Gaussian Processes for Inference with Implicit Likelihoods


January 31, 2012


Murali Haran


Pennsylvania State University


Complex deterministic and stochastic models are often used to describe dynamic systems in climate science, ecology and biology. Inferring unknown parameters of these models is of interest, both for understanding the underlying scientific processes as well as for making valid predictions. Some of the challenges typically involved in inference for these models are: likelihood functions that are intractable or only implicitly specified by a computer model; computationally expensive model simulations; and high- dimensional, multivariate observations and model output.
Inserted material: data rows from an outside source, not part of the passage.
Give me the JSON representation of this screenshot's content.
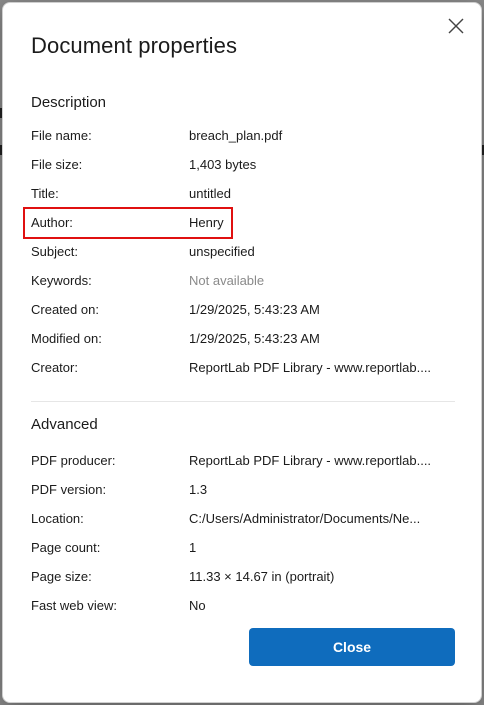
{
  "dialog": {
    "title": "Document properties",
    "close_icon": "close-icon",
    "close_button_label": "Close",
    "accent": "#0f6cbd",
    "highlight_color": "#e01010"
  },
  "description": {
    "heading": "Description",
    "rows": [
      {
        "label": "File name:",
        "value": "breach_plan.pdf"
      },
      {
        "label": "File size:",
        "value": "1,403 bytes"
      },
      {
        "label": "Title:",
        "value": "untitled"
      },
      {
        "label": "Author:",
        "value": "Henry"
      },
      {
        "label": "Subject:",
        "value": "unspecified"
      },
      {
        "label": "Keywords:",
        "value": "Not available"
      },
      {
        "label": "Created on:",
        "value": "1/29/2025, 5:43:23 AM"
      },
      {
        "label": "Modified on:",
        "value": "1/29/2025, 5:43:23 AM"
      },
      {
        "label": "Creator:",
        "value": "ReportLab PDF Library - www.reportlab...."
      }
    ]
  },
  "advanced": {
    "heading": "Advanced",
    "rows": [
      {
        "label": "PDF producer:",
        "value": "ReportLab PDF Library - www.reportlab...."
      },
      {
        "label": "PDF version:",
        "value": "1.3"
      },
      {
        "label": "Location:",
        "value": "C:/Users/Administrator/Documents/Ne..."
      },
      {
        "label": "Page count:",
        "value": "1"
      },
      {
        "label": "Page size:",
        "value": "11.33 × 14.67 in (portrait)"
      },
      {
        "label": "Fast web view:",
        "value": "No"
      }
    ]
  }
}
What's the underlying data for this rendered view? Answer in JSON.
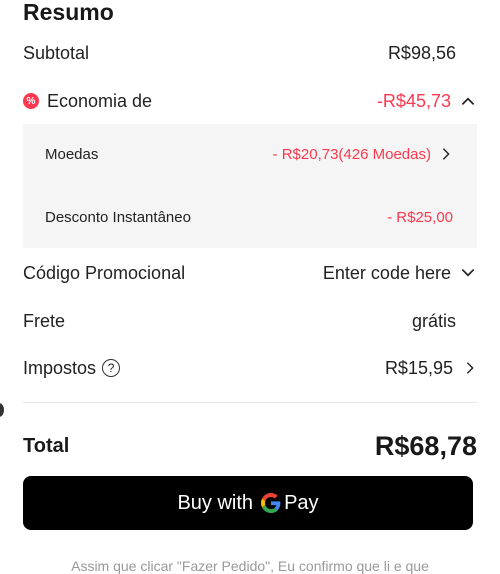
{
  "summary": {
    "title": "Resumo",
    "subtotal": {
      "label": "Subtotal",
      "value": "R$98,56"
    },
    "savings": {
      "label": "Economia de",
      "value": "-R$45,73",
      "icon": "discount-icon",
      "expanded": true
    },
    "savings_details": [
      {
        "label": "Moedas",
        "value": "- R$20,73(426 Moedas)",
        "has_arrow": true
      },
      {
        "label": "Desconto Instantâneo",
        "value": "- R$25,00",
        "has_arrow": false
      }
    ],
    "promo": {
      "label": "Código Promocional",
      "placeholder": "Enter code here"
    },
    "shipping": {
      "label": "Frete",
      "value": "grátis"
    },
    "taxes": {
      "label": "Impostos",
      "value": "R$15,95",
      "help_icon": "?"
    },
    "total": {
      "label": "Total",
      "value": "R$68,78"
    },
    "pay_button": {
      "prefix": "Buy with",
      "suffix": "Pay"
    },
    "footnote": "Assim que clicar \"Fazer Pedido\", Eu confirmo que li e que"
  },
  "colors": {
    "accent_red": "#fd384f",
    "button_bg": "#000000",
    "panel_bg": "#f5f5f5"
  }
}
I will outline computationally expedient Gaussian process-based inferential approaches in the context of two very different models, a deterministic Earth- system model used in climate science, and a stochastic spatial model for infectious diseases. I will point out some of the common features between the two, but also highlight significant differences in the modeling frameworks and inferential goals.
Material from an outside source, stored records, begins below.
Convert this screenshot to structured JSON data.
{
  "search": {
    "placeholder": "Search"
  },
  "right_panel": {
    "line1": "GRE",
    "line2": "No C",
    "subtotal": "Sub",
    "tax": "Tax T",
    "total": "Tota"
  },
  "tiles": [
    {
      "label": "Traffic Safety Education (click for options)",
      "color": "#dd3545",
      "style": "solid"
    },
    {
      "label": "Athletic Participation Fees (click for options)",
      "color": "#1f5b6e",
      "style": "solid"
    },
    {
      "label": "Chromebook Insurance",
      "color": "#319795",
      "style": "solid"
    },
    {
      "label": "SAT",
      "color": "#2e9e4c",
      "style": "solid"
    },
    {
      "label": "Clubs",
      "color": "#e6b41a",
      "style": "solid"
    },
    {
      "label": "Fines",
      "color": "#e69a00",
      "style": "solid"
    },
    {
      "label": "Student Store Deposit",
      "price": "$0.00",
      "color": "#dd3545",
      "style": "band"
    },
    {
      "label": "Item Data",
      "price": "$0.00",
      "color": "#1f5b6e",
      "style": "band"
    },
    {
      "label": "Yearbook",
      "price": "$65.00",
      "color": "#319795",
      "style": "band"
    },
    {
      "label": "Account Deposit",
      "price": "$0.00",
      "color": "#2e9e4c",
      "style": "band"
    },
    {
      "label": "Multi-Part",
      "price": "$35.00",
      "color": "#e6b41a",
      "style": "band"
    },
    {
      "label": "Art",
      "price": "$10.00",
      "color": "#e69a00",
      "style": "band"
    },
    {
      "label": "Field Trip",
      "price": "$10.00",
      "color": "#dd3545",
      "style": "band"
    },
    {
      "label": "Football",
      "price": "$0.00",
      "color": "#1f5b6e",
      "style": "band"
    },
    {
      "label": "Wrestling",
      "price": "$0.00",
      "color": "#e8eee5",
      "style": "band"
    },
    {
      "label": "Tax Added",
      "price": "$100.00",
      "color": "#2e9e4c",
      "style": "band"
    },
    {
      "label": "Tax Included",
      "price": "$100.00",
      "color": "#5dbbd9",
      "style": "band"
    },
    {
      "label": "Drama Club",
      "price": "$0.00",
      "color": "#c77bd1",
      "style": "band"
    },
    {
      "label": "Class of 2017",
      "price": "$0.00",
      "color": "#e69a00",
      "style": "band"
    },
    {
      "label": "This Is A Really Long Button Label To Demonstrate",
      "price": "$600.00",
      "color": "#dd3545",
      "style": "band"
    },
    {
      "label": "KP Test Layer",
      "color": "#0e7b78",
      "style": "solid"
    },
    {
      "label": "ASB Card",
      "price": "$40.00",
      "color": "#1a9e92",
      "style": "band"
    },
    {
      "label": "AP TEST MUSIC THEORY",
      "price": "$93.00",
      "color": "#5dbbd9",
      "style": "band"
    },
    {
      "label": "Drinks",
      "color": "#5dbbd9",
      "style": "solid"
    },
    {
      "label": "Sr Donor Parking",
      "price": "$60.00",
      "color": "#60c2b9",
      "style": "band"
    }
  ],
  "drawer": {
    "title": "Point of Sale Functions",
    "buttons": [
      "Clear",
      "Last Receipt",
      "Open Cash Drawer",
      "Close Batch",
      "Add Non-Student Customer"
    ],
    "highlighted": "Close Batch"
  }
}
This talk is based on joint work with K. Sham Bhat (Los Alamos National Labs), Roman Jandarov (Dept. of Statistics, Penn State University [PSU]), Roman Tonkonojenkov (Dept. of Geosciences, PSU), Klaus Keller (Dept. of Geosciences, PSU), Ottar Bjornstad (Center for Infectious Disease Dynamics, PSU), and Bryan Grenfell (Ecology and Evolutionary Biology, Princeton University)


Murali Haran

I am an associate professor of statistics at Pennsylvania State University. I received my Ph.D. from the School of Statistics at the University of Minnesota and a B.S. in Computer Science from Carnegie Mellon University. I was a postdoctoral fellow at the National Institute of Statistical Sciences (courtesy appointment at Duke University) (2003–2004) and a New Research Fellow at the Statistical and Applied Mathematical Sciences Institute (SAMSI) program (2009–2010) on space-time analysis.

I am on sabbatical at the Department of Statistics, University of Washington, Seattle for the academic year 2011–2012. You can still reach me via my Penn State email address while I am away.

My research interests include statistical computing (Markov chain Monte Carlo algorithms) and models for spatial data and computer experiments (primarily involving Gaussian random fields and Bayesian hierarchical models), with applications to problems in climate science, disease modeling, ecology and epidemiology. I have also worked on statistical techniques called random forests for applications in software engineering research. For more, please see: background and more on my research.